Chicago White Sox v Los Angeles Angels of Anaheim
Launch Angle From Hell: It doesn’t look physically possible that this snapshot is of a sixth inning Mike Trout homer, but then, Mike Trout does a lot of things that don’t look physically possible.
Photo by Jayne Kamin-Oncea/Getty Images

OK, so, South Side Sox would like to formally apologize for suggesting last night that Carlos Rodón “tamed” Mike Trout with two strikeouts.

Clearly, Mr. Trout has not been tamed. Two homers, four RBIs and 10 total bases spurring the Angels to a 11-3 shellacking of the Chicago White Sox on Wednesday saw to that.

But then, gulp, it’s only fair to point out that Trout had some easier pickings in this win, battering Big Game James Shields with a first-inning homer and Chris Volstad with a three-run clout in the sixth.

With the off-day on Monday, Shields won’t get another start before the trade deadline on July 31, so if the White Sox are hoping for anything more than a bag of baseballs in return for the veteran, it might not happen. Wednesday’s start — four innings, seven hits, six earned, three walks, seven Ks and three homers — saddled him with a season-low game score of 15.

Here’s where a more snide writer might ask, “season low, how can you tell?” And to be true, Shields has had some lows: five insipid game scores of less than 28 this season, of 23 total. That’s perhaps not the ratio you’re looking for in your Opening Day starter.

After the game, Shields stepped into the confessional with MLB.com’s Scott Merkin, apparently the only regular White Sox beat writer on this trip.

“To me, that’s just unacceptable,” Shields said. “The game was on me today.
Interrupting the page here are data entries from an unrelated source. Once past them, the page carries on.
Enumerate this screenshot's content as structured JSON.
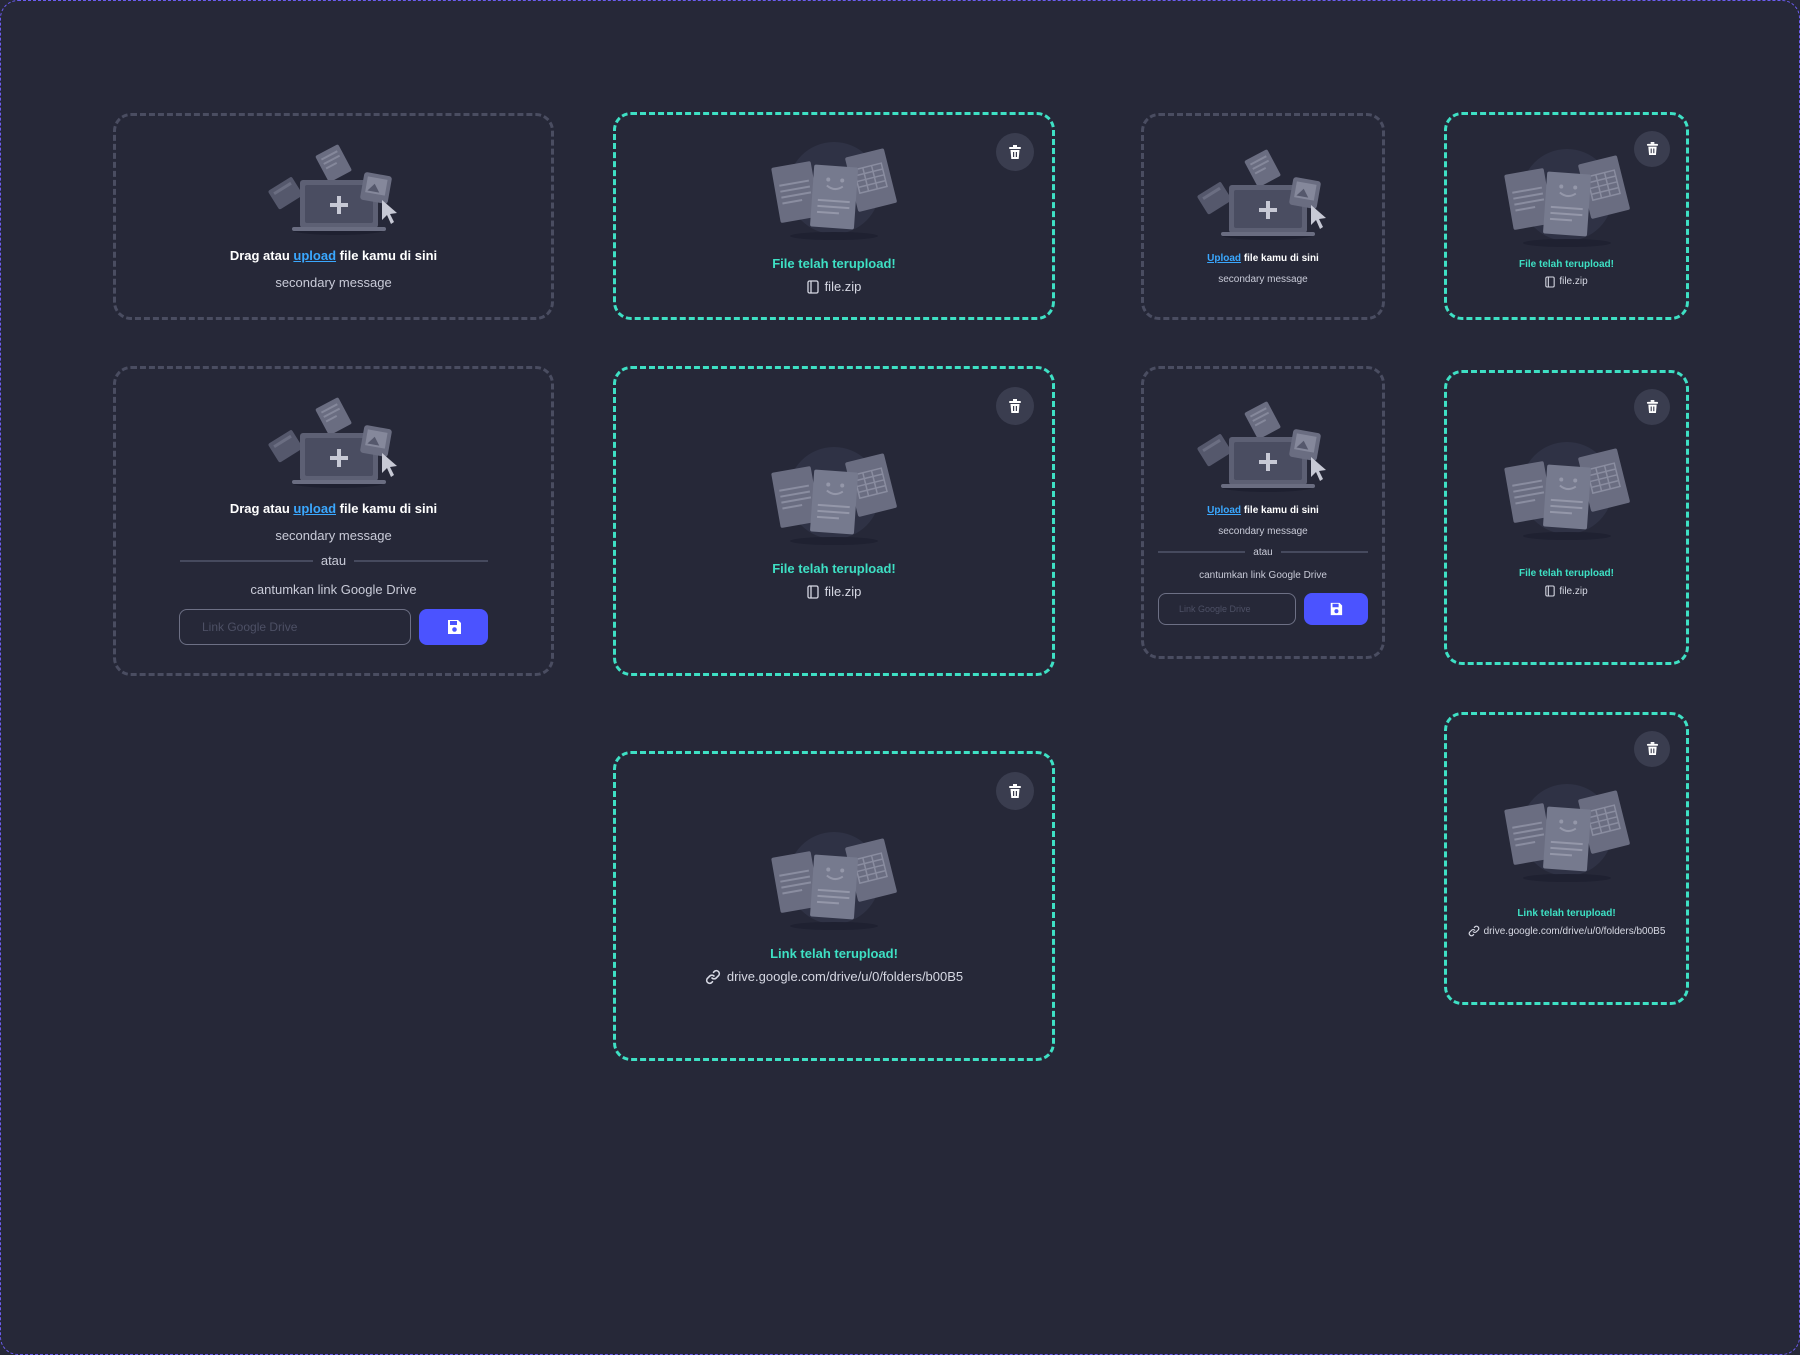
{
  "colors": {
    "background": "#262838",
    "idle_border": "#4a4d61",
    "success_border": "#3ee0c4",
    "link": "#3aa8ff",
    "save_button": "#4b53ff"
  },
  "upload": {
    "drag_prefix": "Drag atau",
    "upload_link": "upload",
    "upload_link_cap": "Upload",
    "suffix": "file kamu di sini",
    "secondary": "secondary message",
    "or": "atau",
    "gdrive_label": "cantumkan link Google Drive",
    "gdrive_placeholder": "Link Google Drive",
    "save_icon": "save-icon"
  },
  "uploaded": {
    "file_title": "File telah terupload!",
    "file_name": "file.zip",
    "link_title": "Link telah terupload!",
    "link_url": "drive.google.com/drive/u/0/folders/b00B5",
    "delete_icon": "trash-icon",
    "file_icon": "file-icon",
    "link_icon": "link-icon"
  }
}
I lost the game for the team.”

He’s not wrong.

But listen, though we’ve had our fun with Shields this year, fair’s fair: While the assessment may be a product of cratered expectations, the righthander has pitched better than anyone had a right to expect this season. Last night’s Six Pack of Stats pointed out that by game score, Shields is the second-best White Sox starter this season, and if you count the three guys who’ve actually been healthy all season, he’s been the best. (This last start alone knocks him down into a tie with Reynaldo López, but let me make our apology already, jeez.)

Anyway, that’s two occasions to apologize in this recap, and that’s roughly two more recap apologies than we’ve issued all year, so let’s get to the rest of the ballgame.

It started out competitively, with the two teams knotted 2-2 until the bottom of the fifth, when the Angels crooked-numbered a frame into a 6-2 lead. Another inning passed, with the chalk dust clearing to reveal a 11-2 Angels advantage and the ballgame effectively over.

Trout alone scored as many runs (three) and drove in one more (four) than the entire White Sox team, which gives you an idea of the offense Chicago mustered against Tyler Skaggs. The southpaw handcuffed the White Sox over six innings, yielding four hits, two walks, two runs (one earned) against nine Ks, for an efficient 71 game score.

José Abreu went 2-for-4 with another double, and a run scored, but that passed for virtually the entire Chicago offense. The team had only four more hits, and the only other one for real damage came with one out in the ninth, Matt Davidson sending an 0-2 fastball out fast for an oppo homer against hurdy-gurdy reliever Blake Parker. Davidson has recaptured the White Sox lead in home runs, with 15.

Meanwhile, Trout has 28. Albert Pujols, older now but not so geriatric that he can’t admire a good moon shot from the batter’s box, also homered in the game, and has 17. Shohei Ohtani, stuck in some sort of Micker Adolfo elbow limbo, clocked his ninth as well, in his 51st game.

And as the play of the game tonight, let’s risk further revenge from Trout tomorrow by giving it to silky-smooth Angels shortstop Andrelton Simmons, who threw out Avisaíl García at first base to end the eighth inning in spite of an unidentified flying object bounding past baserunner Abreu and, yes, eventually hitting Simmons as he completed the play:

Hold on, check that, I’m being told that unidentified object is García’s shattered bat bounding menacingly toward Simmons, fielding the ball deep at short.

When the most notable offensive play of your game is a piece of bat nearly piercing an opponent — a play in which you end up thrown out at first base — it’s time to wear the loss and rack ’em up again tomorrow.

And in that regard, advantage back to the White Sox in tomorrow’s getaway, as Dylan Covey takes the bump, coming off of the best game of his career and the second-best start of the White Sox season (86 game score), Saturday’s two-hitter at Safeco.

A series win is still within sight.